_EXERCISE INPUTS_
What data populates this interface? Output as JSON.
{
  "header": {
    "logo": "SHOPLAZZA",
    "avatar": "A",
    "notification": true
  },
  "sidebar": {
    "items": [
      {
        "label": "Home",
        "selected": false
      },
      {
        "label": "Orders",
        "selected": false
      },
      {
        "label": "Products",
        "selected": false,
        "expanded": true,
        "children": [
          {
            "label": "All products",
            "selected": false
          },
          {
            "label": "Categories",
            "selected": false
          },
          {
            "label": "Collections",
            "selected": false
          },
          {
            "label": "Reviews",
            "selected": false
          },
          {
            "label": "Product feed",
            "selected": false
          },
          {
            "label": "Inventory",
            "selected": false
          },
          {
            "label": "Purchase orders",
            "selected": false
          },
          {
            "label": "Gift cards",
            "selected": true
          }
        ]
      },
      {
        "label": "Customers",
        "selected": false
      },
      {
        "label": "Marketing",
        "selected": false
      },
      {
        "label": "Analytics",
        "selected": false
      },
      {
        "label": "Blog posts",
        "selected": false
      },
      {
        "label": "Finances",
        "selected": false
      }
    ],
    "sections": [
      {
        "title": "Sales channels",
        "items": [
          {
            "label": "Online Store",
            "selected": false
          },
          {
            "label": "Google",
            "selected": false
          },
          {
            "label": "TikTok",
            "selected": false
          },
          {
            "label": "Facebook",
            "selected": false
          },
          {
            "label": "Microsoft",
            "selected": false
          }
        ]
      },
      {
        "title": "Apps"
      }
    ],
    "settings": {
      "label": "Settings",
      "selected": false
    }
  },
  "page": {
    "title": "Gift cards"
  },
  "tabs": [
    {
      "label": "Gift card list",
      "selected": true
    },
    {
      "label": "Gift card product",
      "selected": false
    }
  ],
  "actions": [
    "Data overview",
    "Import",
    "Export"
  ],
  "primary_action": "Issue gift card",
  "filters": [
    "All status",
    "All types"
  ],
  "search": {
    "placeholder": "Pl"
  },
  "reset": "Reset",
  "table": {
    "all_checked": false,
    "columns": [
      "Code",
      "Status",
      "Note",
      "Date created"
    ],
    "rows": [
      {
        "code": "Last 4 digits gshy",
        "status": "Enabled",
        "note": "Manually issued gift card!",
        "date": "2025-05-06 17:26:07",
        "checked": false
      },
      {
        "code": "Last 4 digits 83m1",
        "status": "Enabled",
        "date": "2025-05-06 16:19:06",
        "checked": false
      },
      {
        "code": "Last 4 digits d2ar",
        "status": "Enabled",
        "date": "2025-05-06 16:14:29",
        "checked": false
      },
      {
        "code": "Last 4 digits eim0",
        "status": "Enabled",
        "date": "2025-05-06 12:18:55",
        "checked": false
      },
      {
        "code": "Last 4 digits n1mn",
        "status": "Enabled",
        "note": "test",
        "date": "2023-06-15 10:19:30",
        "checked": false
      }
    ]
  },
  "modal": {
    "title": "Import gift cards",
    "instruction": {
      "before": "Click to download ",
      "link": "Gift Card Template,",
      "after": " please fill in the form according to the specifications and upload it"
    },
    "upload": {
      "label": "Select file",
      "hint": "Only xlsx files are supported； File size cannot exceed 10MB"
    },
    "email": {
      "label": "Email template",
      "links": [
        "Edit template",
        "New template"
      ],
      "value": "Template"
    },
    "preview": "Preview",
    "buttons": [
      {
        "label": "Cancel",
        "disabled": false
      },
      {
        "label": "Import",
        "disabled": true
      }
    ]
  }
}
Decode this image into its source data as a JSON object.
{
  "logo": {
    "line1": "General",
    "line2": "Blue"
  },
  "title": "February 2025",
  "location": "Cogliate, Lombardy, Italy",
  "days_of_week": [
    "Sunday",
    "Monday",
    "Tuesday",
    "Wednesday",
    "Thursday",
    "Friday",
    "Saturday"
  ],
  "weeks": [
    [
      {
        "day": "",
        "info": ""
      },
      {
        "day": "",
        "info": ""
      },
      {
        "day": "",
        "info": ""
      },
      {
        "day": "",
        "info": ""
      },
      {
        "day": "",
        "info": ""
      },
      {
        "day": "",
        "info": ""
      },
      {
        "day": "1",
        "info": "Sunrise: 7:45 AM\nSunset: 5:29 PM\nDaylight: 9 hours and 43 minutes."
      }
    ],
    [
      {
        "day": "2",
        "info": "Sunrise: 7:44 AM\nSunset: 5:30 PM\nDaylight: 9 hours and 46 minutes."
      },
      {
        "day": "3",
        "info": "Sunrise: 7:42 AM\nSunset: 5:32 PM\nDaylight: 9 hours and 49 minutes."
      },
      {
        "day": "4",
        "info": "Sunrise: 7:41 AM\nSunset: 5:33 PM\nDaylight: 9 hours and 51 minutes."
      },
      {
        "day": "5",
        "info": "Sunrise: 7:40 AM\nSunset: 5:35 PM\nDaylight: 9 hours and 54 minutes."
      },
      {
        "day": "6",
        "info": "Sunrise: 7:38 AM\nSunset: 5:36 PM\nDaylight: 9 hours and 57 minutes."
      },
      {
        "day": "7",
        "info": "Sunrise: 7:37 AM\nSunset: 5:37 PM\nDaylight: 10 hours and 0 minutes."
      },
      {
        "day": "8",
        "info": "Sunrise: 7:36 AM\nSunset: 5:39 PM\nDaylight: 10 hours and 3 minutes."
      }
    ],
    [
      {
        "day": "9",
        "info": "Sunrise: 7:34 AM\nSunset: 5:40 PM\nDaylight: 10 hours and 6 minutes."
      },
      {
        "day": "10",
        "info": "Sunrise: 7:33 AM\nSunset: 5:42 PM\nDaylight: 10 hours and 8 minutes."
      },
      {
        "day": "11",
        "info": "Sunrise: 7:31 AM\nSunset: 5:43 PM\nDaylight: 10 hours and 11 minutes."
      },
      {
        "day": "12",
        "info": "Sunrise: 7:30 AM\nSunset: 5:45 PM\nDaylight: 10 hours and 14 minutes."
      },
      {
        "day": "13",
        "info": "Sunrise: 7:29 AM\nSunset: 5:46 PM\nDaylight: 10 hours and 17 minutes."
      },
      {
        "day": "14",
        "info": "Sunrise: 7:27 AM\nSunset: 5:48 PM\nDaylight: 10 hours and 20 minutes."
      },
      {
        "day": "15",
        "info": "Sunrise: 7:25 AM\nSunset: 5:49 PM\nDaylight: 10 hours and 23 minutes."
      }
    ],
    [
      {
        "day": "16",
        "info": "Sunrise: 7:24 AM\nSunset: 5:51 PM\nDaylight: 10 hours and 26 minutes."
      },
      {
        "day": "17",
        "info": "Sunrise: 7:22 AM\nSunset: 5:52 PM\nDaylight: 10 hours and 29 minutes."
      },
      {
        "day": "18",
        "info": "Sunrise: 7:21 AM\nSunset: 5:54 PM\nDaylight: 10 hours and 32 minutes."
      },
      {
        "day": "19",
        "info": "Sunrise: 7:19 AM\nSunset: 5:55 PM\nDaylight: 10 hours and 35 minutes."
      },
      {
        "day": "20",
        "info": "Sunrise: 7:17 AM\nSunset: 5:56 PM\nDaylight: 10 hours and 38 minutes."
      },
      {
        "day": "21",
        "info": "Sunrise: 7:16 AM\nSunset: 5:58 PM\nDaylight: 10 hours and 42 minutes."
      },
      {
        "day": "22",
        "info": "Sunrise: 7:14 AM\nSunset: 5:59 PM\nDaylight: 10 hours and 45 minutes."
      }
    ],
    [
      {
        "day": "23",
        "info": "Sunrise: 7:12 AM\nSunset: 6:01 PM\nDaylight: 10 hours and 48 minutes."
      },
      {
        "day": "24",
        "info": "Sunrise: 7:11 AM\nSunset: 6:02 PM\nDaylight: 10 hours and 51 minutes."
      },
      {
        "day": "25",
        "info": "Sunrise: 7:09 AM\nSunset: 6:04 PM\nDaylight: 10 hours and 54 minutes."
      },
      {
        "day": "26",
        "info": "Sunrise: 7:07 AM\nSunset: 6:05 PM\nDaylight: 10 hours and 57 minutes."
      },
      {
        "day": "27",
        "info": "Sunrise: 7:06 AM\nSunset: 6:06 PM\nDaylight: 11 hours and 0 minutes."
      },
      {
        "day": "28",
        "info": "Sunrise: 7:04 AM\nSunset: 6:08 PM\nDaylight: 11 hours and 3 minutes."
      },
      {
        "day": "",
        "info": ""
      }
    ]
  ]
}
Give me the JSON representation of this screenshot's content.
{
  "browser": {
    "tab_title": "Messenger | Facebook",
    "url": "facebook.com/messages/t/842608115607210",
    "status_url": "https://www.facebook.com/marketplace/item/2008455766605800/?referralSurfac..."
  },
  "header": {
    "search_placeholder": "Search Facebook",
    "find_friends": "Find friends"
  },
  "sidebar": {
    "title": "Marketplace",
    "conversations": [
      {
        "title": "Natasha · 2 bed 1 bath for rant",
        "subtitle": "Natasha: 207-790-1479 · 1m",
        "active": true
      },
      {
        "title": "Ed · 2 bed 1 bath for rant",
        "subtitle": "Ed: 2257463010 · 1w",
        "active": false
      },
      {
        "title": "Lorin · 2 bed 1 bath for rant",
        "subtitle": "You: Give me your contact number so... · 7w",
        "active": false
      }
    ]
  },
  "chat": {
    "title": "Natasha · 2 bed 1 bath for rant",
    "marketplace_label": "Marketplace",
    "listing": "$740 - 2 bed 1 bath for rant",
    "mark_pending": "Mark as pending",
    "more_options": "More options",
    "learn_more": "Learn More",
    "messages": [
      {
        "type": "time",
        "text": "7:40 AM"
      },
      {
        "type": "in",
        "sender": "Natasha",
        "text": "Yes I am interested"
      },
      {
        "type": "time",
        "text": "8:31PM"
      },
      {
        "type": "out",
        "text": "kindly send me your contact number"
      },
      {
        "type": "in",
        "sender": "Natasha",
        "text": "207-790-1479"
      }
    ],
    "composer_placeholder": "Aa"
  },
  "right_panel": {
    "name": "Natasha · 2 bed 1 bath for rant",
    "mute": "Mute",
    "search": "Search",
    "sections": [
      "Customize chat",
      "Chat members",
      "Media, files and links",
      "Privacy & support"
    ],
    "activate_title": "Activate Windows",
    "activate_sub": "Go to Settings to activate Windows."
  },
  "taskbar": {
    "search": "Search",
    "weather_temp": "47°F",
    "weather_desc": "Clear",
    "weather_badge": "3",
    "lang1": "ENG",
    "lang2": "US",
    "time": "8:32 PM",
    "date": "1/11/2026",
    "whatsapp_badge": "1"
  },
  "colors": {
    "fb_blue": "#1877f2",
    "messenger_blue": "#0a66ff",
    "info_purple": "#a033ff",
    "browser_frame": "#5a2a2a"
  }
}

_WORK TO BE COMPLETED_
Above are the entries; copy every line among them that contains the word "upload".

_RESPONSE TO THE TASK_
      "after": " please fill in the form according to the specifications and upload it"
    "upload": {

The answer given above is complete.